§ What you will do
Each entry in the listing below should be restated word for word.

******************************

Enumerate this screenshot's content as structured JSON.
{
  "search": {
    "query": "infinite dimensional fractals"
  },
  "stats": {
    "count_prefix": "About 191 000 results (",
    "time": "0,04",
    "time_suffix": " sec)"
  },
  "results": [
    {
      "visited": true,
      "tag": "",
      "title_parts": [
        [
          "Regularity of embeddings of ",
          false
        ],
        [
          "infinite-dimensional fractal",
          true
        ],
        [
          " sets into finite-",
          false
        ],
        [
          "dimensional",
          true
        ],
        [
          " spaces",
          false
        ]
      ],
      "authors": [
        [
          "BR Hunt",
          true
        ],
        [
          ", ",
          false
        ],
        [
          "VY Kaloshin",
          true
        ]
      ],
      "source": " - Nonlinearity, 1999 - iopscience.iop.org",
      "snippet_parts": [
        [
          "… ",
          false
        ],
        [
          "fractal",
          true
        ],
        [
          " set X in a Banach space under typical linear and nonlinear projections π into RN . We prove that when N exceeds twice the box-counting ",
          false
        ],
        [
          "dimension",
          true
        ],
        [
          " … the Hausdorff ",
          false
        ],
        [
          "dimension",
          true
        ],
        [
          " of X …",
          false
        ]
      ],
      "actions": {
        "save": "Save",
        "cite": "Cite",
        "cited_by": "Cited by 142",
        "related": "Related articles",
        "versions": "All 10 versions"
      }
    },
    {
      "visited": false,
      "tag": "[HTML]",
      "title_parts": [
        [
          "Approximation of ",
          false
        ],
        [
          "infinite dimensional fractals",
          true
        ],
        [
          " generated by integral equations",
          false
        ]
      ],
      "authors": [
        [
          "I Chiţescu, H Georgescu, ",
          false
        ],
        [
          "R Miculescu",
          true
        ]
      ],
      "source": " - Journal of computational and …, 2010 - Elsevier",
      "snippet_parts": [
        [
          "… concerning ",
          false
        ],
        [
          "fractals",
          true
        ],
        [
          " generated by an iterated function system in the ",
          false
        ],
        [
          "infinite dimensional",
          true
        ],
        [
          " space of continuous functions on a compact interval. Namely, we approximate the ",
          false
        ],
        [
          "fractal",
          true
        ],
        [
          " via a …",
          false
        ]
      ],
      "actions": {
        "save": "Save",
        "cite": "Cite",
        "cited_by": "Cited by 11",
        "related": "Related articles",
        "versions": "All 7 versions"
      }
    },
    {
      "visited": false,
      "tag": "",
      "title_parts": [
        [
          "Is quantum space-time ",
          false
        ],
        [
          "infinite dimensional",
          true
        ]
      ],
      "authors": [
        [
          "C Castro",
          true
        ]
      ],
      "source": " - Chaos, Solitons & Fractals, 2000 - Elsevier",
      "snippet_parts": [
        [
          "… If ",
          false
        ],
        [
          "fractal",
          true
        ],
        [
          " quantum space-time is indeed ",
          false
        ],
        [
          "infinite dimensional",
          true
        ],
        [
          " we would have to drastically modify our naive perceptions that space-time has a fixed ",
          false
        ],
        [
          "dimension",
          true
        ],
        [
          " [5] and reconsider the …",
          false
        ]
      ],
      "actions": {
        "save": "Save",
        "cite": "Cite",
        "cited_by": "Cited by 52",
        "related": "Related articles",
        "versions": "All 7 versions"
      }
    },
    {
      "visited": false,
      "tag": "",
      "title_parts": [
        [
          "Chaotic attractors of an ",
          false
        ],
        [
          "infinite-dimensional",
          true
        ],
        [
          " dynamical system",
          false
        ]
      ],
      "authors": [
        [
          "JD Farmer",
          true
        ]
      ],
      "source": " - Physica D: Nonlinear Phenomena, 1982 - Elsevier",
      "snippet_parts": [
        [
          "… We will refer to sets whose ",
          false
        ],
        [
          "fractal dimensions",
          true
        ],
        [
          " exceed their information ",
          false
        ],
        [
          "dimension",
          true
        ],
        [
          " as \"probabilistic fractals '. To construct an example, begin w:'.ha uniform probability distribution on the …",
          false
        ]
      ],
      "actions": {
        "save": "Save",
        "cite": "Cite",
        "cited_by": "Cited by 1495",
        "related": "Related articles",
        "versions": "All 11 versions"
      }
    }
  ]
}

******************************

§ Reply
Enumerate this screenshot's content as structured JSON.
{
  "search": {
    "query": "infinite dimensional fractals"
  },
  "stats": {
    "count_prefix": "About 191 000 results (",
    "time": "0,04",
    "time_suffix": " sec)"
  },
  "results": [
    {
      "visited": true,
      "tag": "",
      "title_parts": [
        [
          "Regularity of embeddings of ",
          false
        ],
        [
          "infinite-dimensional fractal",
          true
        ],
        [
          " sets into finite-",
          false
        ],
        [
          "dimensional",
          true
        ],
        [
          " spaces",
          false
        ]
      ],
      "authors": [
        [
          "BR Hunt",
          true
        ],
        [
          ", ",
          false
        ],
        [
          "VY Kaloshin",
          true
        ]
      ],
      "source": " - Nonlinearity, 1999 - iopscience.iop.org",
      "snippet_parts": [
        [
          "… ",
          false
        ],
        [
          "fractal",
          true
        ],
        [
          " set X in a Banach space under typical linear and nonlinear projections π into RN . We prove that when N exceeds twice the box-counting ",
          false
        ],
        [
          "dimension",
          true
        ],
        [
          " … the Hausdorff ",
          false
        ],
        [
          "dimension",
          true
        ],
        [
          " of X …",
          false
        ]
      ],
      "actions": {
        "save": "Save",
        "cite": "Cite",
        "cited_by": "Cited by 142",
        "related": "Related articles",
        "versions": "All 10 versions"
      }
    },
    {
      "visited": false,
      "tag": "[HTML]",
      "title_parts": [
        [
          "Approximation of ",
          false
        ],
        [
          "infinite dimensional fractals",
          true
        ],
        [
          " generated by integral equations",
          false
        ]
      ],
      "authors": [
        [
          "I Chiţescu, H Georgescu, ",
          false
        ],
        [
          "R Miculescu",
          true
        ]
      ],
      "source": " - Journal of computational and …, 2010 - Elsevier",
      "snippet_parts": [
        [
          "… concerning ",
          false
        ],
        [
          "fractals",
          true
        ],
        [
          " generated by an iterated function system in the ",
          false
        ],
        [
          "infinite dimensional",
          true
        ],
        [
          " space of continuous functions on a compact interval. Namely, we approximate the ",
          false
        ],
        [
          "fractal",
          true
        ],
        [
          " via a …",
          false
        ]
      ],
      "actions": {
        "save": "Save",
        "cite": "Cite",
        "cited_by": "Cited by 11",
        "related": "Related articles",
        "versions": "All 7 versions"
      }
    },
    {
      "visited": false,
      "tag": "",
      "title_parts": [
        [
          "Is quantum space-time ",
          false
        ],
        [
          "infinite dimensional",
          true
        ]
      ],
      "authors": [
        [
          "C Castro",
          true
        ]
      ],
      "source": " - Chaos, Solitons & Fractals, 2000 - Elsevier",
      "snippet_parts": [
        [
          "… If ",
          false
        ],
        [
          "fractal",
          true
        ],
        [
          " quantum space-time is indeed ",
          false
        ],
        [
          "infinite dimensional",
          true
        ],
        [
          " we would have to drastically modify our naive perceptions that space-time has a fixed ",
          false
        ],
        [
          "dimension",
          true
        ],
        [
          " [5] and reconsider the …",
          false
        ]
      ],
      "actions": {
        "save": "Save",
        "cite": "Cite",
        "cited_by": "Cited by 52",
        "related": "Related articles",
        "versions": "All 7 versions"
      }
    },
    {
      "visited": false,
      "tag": "",
      "title_parts": [
        [
          "Chaotic attractors of an ",
          false
        ],
        [
          "infinite-dimensional",
          true
        ],
        [
          " dynamical system",
          false
        ]
      ],
      "authors": [
        [
          "JD Farmer",
          true
        ]
      ],
      "source": " - Physica D: Nonlinear Phenomena, 1982 - Elsevier",
      "snippet_parts": [
        [
          "… We will refer to sets whose ",
          false
        ],
        [
          "fractal dimensions",
          true
        ],
        [
          " exceed their information ",
          false
        ],
        [
          "dimension",
          true
        ],
        [
          " as \"probabilistic fractals '. To construct an example, begin w:'.ha uniform probability distribution on the …",
          false
        ]
      ],
      "actions": {
        "save": "Save",
        "cite": "Cite",
        "cited_by": "Cited by 1495",
        "related": "Related articles",
        "versions": "All 11 versions"
      }
    }
  ]
}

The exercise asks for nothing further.